Bananeira, with dehydrated freeze dried banana and coconut flakes reminded me of a moonscape. The fruits are wonderfully crunchy and not at all sweet. As it warms in your mouth, the coconut becomes chewy. That protean textural shift is quite fetching.

Coco Bengala has coconut candy, crystallized ginger, and curry. A riot of flavors and textures that made me feel both sated and craving more. The pink-tinted coconut candy scattered with ginger and curry was simply beautiful. But, beauty is as beauty does, and this bar delivers on every level: taste, visuals, both crunchy and chewy textures, slight curry scent, and that audible snap.

After all this raving, you might be frustrated in procuring these bars. The following places will sate your cravings:

The Colossal Shop – Chicago – USA
Material – London – UK
Persephone Bakery – Wyoming – USA
Printemps – Selección de tiendas en Francia – UE

Seattle Chocolates Truffled Bars

If you have been reading this site for years, you already know about Seattle Chocolates. I recently had a chance to sample some of their new bars and want to share my gustatory adventure with you.

Frankly, it was hard to taste all ten as once I tried the Peanut Praline with Glazed Quinoa I just wanted to focus on that crunchy, dark bar for as long as it lasted.

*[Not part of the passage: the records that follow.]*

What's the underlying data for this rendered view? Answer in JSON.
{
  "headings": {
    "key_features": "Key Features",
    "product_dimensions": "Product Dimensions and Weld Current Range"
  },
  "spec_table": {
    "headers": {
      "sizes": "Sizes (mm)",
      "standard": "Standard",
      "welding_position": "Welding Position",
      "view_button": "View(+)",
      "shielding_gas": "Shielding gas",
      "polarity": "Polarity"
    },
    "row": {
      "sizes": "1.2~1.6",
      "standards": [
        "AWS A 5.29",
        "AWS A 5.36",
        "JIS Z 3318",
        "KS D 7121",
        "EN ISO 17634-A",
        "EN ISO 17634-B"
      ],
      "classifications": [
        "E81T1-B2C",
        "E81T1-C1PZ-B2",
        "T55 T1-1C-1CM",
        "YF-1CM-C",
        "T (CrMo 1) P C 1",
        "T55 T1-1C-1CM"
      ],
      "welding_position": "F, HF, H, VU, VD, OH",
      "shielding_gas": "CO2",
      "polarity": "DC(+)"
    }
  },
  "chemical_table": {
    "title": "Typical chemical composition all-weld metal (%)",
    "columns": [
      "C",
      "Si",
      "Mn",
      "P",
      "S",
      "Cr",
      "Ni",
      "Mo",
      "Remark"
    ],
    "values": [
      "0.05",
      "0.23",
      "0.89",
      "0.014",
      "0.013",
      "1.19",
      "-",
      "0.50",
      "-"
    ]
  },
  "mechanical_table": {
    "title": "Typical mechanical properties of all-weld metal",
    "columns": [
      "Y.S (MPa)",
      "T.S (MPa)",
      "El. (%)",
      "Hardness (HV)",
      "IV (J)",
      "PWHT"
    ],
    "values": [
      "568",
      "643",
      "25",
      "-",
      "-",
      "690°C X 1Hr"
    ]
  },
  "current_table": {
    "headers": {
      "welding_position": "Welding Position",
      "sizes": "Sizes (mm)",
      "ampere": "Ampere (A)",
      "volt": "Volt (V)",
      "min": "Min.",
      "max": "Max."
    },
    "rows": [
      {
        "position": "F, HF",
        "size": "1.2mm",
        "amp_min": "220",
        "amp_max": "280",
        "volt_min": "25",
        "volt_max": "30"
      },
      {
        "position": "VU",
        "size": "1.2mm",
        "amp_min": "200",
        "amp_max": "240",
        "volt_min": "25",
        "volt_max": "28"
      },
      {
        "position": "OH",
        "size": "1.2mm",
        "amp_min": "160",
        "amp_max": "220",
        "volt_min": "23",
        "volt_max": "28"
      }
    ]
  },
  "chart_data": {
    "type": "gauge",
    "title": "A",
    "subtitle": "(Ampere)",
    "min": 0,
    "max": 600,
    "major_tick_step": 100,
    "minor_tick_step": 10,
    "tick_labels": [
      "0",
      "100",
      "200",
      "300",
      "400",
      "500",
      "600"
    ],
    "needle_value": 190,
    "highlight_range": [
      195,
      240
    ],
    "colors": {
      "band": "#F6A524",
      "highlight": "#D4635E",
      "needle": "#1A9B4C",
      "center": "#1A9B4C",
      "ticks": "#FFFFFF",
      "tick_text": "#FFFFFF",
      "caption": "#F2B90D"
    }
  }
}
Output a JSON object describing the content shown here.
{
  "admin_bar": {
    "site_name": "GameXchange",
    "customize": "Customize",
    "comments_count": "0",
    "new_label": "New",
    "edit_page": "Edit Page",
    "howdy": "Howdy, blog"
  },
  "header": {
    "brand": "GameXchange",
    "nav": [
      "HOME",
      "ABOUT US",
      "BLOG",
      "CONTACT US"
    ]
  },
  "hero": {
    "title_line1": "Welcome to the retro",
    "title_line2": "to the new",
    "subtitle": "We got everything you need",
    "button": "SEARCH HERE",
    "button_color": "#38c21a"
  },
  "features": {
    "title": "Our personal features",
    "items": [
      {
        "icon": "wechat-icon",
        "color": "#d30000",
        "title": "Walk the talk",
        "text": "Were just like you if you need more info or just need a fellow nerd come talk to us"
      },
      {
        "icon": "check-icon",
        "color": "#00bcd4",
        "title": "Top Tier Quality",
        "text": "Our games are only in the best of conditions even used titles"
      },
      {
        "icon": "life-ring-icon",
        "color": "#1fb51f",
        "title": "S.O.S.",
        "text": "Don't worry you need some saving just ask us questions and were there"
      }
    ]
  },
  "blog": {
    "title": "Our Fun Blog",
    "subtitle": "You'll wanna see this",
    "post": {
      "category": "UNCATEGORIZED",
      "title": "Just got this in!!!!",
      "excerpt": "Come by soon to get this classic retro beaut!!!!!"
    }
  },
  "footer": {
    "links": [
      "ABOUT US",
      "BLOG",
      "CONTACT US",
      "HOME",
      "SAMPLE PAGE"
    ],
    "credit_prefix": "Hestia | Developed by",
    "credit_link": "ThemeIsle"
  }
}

The thing about all of them is they are incredibly satisfying and seem to give you more chocolate in their 2.5 ounce bars than many other choices out there. How does that work? The flavors are complex, but accessible. Take this Peanut Praline bar, for example. There is so much textural interest between the roasted peanuts and the crunchy quinoa, it’s easy to lose sight of the firm dark praline they call home. As there are only 12 grams of sugar in half a bar, it’s a pretty guilt-free treat to scarf down.

The Salted Almond Dark Truffle bar with sea salt has whole almonds generously sprinkled throughout. The salt is subtle, and, like its sibling, the low sugar content makes for an adult flavor profile.

Also weighing in with lower sugar content is the Coconut Macaroon. Here, the truffle center is a bit more noticeable as your taste buds hop between the chewy bits of coconut and the sumptuousness of a dark chocolate truffle infused with coconut oil. I know you have already read about the health benefits of coconut oil, so I will not belabor them. Suffice it to say, Seattle Chocolates uses non-hydrogenated coconut oil.

Just in time for Christmas is Kris Kringle Crackle, with its dark truffle center studded with popcorn.

Perfect Peanut Butter has a peanut butter truffle center scattered with bits of roasted peanut bits. Delicious.

The following bars are a bit sweeter for those of you who prefer chocolates to taste more dessert-like.

Birthday Cake Batter Milk Chocolate Truffle Bar with Confetti Cake Mix was far simpler to experience than to type. It’s a sweeter milk chocolate with a velvety white chocolate truffle center punctuated with tiny pieces of cake. Perfect for children or the child in you.

Their San Juan Sea Salt Milk Chocolate Truffle bar with Toffee, was chock-ful of sugary toffee pieces in a silky truffle center. Addictive.

Total Toffee was even more caramelly. This is also available in a pretty wrapper with “Thank You, You’re The Best, Awesome, Gratitude,” etc. written all over it.

Meltaway Mint is a peppermint infused milk chocolate. A wonderfully rich and creamy, yet perky combination.

Jean Thompson, the owner of Seattle Chocolates, has a vision of ending hunger in America. On November 1, 2014 through the end of the year, for every item purchased and every post of #chocolategives they will donate a serving of fresh food to someone in need. Donations will be made through four major locations on both coasts.